** Data for review follows **
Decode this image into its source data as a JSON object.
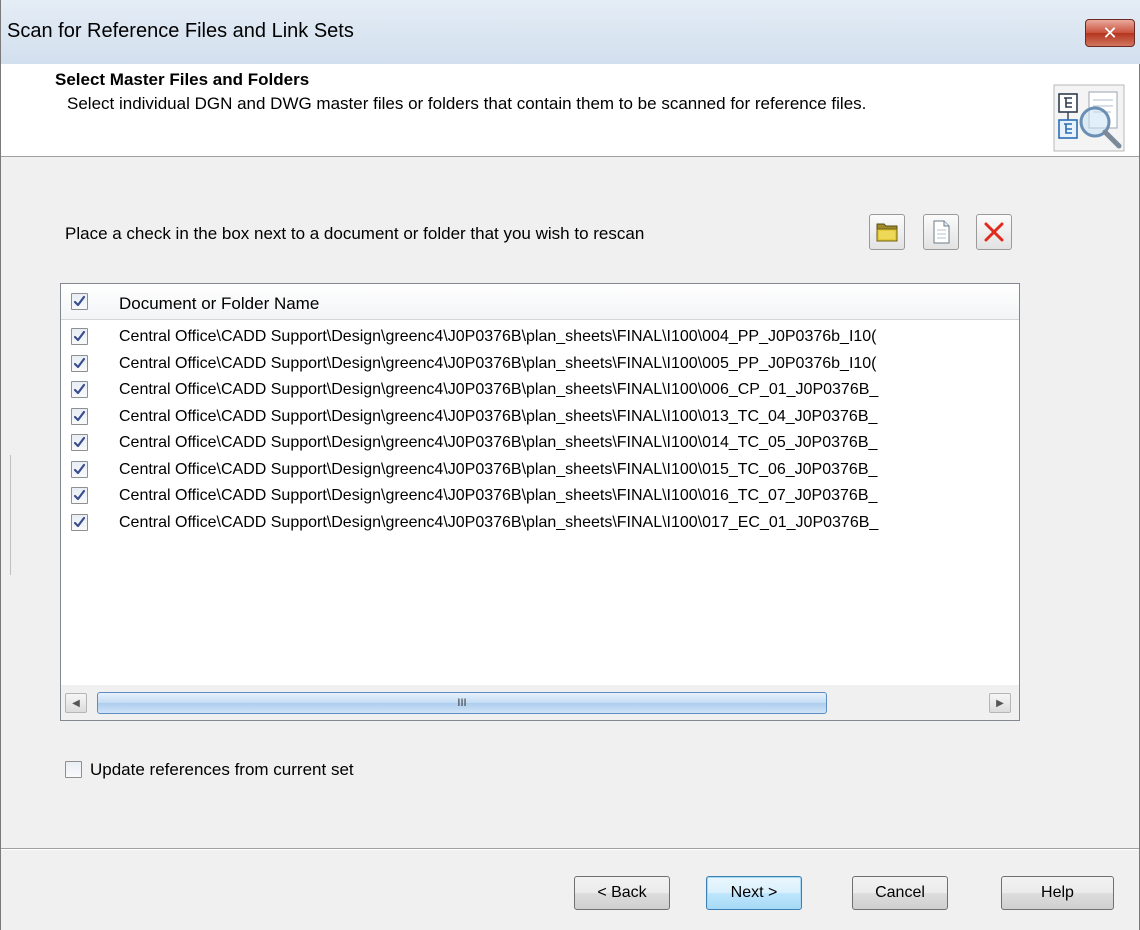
{
  "window": {
    "title": "Scan for Reference Files and Link Sets",
    "close_glyph": "✕"
  },
  "header": {
    "heading": "Select Master Files and Folders",
    "subheading": "Select individual DGN and DWG master files or folders that contain them to be scanned for reference files.",
    "icon": "reference-scan-icon"
  },
  "instruction": "Place a check in the box next to a document or folder that you wish to rescan",
  "toolbar": {
    "icons": [
      "add-folder-icon",
      "add-document-icon",
      "remove-icon"
    ]
  },
  "list": {
    "header_checked": true,
    "column_title": "Document or Folder Name",
    "rows": [
      {
        "checked": true,
        "path": "Central Office\\CADD Support\\Design\\greenc4\\J0P0376B\\plan_sheets\\FINAL\\I100\\004_PP_J0P0376b_I10("
      },
      {
        "checked": true,
        "path": "Central Office\\CADD Support\\Design\\greenc4\\J0P0376B\\plan_sheets\\FINAL\\I100\\005_PP_J0P0376b_I10("
      },
      {
        "checked": true,
        "path": "Central Office\\CADD Support\\Design\\greenc4\\J0P0376B\\plan_sheets\\FINAL\\I100\\006_CP_01_J0P0376B_"
      },
      {
        "checked": true,
        "path": "Central Office\\CADD Support\\Design\\greenc4\\J0P0376B\\plan_sheets\\FINAL\\I100\\013_TC_04_J0P0376B_"
      },
      {
        "checked": true,
        "path": "Central Office\\CADD Support\\Design\\greenc4\\J0P0376B\\plan_sheets\\FINAL\\I100\\014_TC_05_J0P0376B_"
      },
      {
        "checked": true,
        "path": "Central Office\\CADD Support\\Design\\greenc4\\J0P0376B\\plan_sheets\\FINAL\\I100\\015_TC_06_J0P0376B_"
      },
      {
        "checked": true,
        "path": "Central Office\\CADD Support\\Design\\greenc4\\J0P0376B\\plan_sheets\\FINAL\\I100\\016_TC_07_J0P0376B_"
      },
      {
        "checked": true,
        "path": "Central Office\\CADD Support\\Design\\greenc4\\J0P0376B\\plan_sheets\\FINAL\\I100\\017_EC_01_J0P0376B_"
      }
    ],
    "scroll_thumb_glyph": "III",
    "scroll_left_glyph": "◀",
    "scroll_right_glyph": "▶"
  },
  "update_option": {
    "checked": false,
    "label": "Update references from current set"
  },
  "buttons": {
    "back": "< Back",
    "next": "Next >",
    "cancel": "Cancel",
    "help": "Help"
  }
}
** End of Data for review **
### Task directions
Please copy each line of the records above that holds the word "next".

### Exercise response
  "instruction": "Place a check in the box next to a document or folder that you wish to rescan",
    "next": "Next >",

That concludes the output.